Organizational agility is a hot topic and a hot approach today. However, in many ways, it is a matter of unlearning some past organizational habits and practices! Could it be that you and I were each created to be naturally agile, but we have merely been trained over time by organizations and society to be more rigid in our approaches? This article examines this idea and lays out a new proposition for thinking in a more agile manner that is more adapted to today’s realities.
This is the first of a series of four articles on the subject of organizational agility, where we explore key distinctions of agility at the organizational level. This article, Part 1 in the series, “Agile Instincts and Mindset”, looks at the foundational nature of agile as compared to other approaches that people and organizations adopt. Part 2, “Team vs Organization Perspective,” looks more closely at the distinct perspectives on agile at different levels within the organization. Part 3, “Adaptability vs Predictability,” considers the management friction between the two forces of adapting and predicting. Finally, Part 4, “Balancing Planning and Adaptability,” dives deeper into the benefits and shortcomings of planning, where an adaptive approach can help optimize planning effectiveness.
What parents taught you
Think for a bit about what your parents taught you. After all, they were the first teachers for most of us. Now experiences will vary, but most parents want the best for their children. And they want their children to find something to do with purpose and related to inherent skills. But your parents were influenced by the world too, and molded in certain ways…that may not have fully drawn on that idea of finding what your natural talents are…and what you were best suited to do. What you were taught may have had more to do with necessity and what was available at the time…and you need to pull away from that to adopt a more agile and adaptive mindset.
What school taught you
After your parents, you were indoctrinated to the world by school experiences. Some argue that school experiences mold us in the wrong way, making us more compliant and submissive, reactionary and less action-oriented. Others would argue that school opened the world to them… Whatever your experience, school surely was an influence in some way on your life and your thinking. Think about what you learned…wand what you did not learn. Remember that it was only a starting point and that learning is a lifelong endeavor. Be open to learning new things…and to ‘unlearning’ where necessary – and you will be adopting an important piece of the agile mindset.
**What organizations taught you
Organizations are structured to perpetuate themselves. Systems are in place to ensure that, based upon the best ideas at the time, things would keep moving forward. However, the ‘best ideas’ you may have learned at that one time may no longer be viable.
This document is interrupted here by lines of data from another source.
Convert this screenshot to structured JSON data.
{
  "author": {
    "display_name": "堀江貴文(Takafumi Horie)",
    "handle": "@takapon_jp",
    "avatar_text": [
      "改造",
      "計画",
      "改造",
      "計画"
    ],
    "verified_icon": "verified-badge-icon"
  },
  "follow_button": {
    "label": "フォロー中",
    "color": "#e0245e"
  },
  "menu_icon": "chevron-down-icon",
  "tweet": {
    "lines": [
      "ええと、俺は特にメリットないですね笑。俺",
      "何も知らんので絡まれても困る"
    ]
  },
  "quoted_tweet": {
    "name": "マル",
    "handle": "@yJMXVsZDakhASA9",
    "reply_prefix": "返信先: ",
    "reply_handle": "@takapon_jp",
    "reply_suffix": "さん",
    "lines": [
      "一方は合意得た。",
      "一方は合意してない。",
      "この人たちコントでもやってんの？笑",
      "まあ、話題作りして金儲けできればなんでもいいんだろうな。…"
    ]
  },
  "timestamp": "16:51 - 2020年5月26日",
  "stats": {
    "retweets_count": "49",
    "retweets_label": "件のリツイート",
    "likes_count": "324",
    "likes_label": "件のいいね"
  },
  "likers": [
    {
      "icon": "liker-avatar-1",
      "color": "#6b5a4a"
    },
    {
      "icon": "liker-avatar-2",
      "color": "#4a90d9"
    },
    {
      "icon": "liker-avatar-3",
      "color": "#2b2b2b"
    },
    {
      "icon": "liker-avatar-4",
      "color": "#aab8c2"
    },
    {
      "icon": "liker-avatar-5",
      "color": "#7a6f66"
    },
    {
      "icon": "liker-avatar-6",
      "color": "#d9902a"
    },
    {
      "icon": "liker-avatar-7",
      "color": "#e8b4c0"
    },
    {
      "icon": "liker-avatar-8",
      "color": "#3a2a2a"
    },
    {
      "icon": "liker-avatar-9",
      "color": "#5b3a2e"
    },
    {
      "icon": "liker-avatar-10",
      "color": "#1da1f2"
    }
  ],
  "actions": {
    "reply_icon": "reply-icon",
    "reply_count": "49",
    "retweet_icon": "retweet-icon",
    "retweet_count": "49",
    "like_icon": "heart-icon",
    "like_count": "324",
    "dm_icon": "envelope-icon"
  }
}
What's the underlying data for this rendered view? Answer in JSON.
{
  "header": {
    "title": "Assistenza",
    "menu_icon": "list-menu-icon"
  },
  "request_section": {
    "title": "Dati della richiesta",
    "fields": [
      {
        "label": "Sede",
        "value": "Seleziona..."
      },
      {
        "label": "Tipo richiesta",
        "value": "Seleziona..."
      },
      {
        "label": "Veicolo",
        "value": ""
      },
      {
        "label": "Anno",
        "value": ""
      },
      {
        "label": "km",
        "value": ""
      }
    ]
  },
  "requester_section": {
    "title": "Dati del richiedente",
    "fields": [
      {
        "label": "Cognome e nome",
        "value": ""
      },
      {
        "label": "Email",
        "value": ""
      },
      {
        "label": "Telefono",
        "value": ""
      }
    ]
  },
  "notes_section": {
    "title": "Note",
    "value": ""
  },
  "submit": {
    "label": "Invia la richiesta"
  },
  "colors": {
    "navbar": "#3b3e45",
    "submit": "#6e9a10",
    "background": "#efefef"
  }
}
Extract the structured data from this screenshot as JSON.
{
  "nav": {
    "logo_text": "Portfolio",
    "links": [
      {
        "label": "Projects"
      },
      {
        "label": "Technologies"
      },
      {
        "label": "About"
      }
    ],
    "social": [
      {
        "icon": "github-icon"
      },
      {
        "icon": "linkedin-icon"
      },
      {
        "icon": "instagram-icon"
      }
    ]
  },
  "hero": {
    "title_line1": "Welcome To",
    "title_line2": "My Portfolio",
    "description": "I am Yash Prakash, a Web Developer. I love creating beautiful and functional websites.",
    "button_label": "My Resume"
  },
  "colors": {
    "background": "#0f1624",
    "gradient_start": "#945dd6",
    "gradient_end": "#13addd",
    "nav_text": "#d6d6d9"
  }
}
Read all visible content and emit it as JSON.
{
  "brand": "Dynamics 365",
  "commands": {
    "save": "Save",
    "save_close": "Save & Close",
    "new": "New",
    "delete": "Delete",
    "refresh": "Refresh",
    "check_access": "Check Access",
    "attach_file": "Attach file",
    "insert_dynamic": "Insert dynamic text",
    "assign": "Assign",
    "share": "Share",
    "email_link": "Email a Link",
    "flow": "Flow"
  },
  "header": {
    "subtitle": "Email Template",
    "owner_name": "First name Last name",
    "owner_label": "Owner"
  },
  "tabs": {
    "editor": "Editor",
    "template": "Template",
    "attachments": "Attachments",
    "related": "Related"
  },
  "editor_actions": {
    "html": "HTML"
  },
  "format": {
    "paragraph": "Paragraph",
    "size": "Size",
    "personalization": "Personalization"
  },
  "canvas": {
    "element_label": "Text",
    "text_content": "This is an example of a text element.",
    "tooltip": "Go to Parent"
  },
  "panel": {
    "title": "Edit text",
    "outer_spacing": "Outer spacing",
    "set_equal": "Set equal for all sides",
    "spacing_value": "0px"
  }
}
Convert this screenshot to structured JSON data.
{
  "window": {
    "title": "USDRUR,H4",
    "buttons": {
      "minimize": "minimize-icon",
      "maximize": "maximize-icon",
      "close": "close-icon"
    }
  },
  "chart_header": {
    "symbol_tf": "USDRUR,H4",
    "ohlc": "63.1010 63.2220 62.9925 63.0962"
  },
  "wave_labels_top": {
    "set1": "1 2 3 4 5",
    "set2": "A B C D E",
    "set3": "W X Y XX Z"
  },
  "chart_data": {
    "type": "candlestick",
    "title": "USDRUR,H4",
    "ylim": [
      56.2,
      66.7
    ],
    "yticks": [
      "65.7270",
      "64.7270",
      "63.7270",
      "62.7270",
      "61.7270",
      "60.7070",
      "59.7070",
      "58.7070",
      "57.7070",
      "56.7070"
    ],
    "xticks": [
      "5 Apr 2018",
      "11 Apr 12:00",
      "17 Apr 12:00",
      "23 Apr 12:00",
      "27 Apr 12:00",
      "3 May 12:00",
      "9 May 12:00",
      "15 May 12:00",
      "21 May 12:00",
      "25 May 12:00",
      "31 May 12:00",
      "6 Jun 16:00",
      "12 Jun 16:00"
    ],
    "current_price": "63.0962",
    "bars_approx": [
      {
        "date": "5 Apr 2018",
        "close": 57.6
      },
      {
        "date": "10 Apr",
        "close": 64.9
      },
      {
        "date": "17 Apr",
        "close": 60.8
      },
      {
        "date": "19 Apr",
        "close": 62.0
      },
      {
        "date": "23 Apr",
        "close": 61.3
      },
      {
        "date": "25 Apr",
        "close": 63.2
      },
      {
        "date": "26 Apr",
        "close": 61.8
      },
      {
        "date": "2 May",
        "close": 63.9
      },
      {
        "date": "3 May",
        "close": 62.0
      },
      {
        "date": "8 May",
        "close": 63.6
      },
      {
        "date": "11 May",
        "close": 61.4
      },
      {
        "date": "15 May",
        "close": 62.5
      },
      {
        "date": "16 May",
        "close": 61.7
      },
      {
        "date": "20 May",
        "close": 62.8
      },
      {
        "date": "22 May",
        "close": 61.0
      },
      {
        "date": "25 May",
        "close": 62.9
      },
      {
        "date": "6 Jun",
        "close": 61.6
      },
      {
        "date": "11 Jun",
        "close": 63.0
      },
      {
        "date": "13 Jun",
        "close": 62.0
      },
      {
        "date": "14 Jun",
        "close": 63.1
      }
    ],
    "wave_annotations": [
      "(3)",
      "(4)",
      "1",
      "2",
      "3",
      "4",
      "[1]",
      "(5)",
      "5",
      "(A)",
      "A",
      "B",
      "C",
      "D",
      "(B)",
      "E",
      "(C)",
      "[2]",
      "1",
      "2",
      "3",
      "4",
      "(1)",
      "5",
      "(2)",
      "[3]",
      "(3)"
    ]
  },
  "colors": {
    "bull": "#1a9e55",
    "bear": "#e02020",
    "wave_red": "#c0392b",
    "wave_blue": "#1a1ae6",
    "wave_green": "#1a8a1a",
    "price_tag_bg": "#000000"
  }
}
To be a leader, you need to think outside the box and question that. You need an agile mindset for that kind of fresh thinking.
How you see the world
Like organizations, you have made decisions at particular points in time. Many of these decisions fixed, at least for a time, a particular world view in your mind. Remember always that the world may have changed…and your breadth and perspective of vision may have changed. Take the time to take a fresh look, to check your assumptions, test your ideas with others, and adjust your world view accordingly. This will open your mind to the best of agile thinking.
Do you consider yourself to have an agile mindset?
This Post is Part of the Series: Organizational Agility
Here is a series of four articles that focus on the subject of agility and mindset: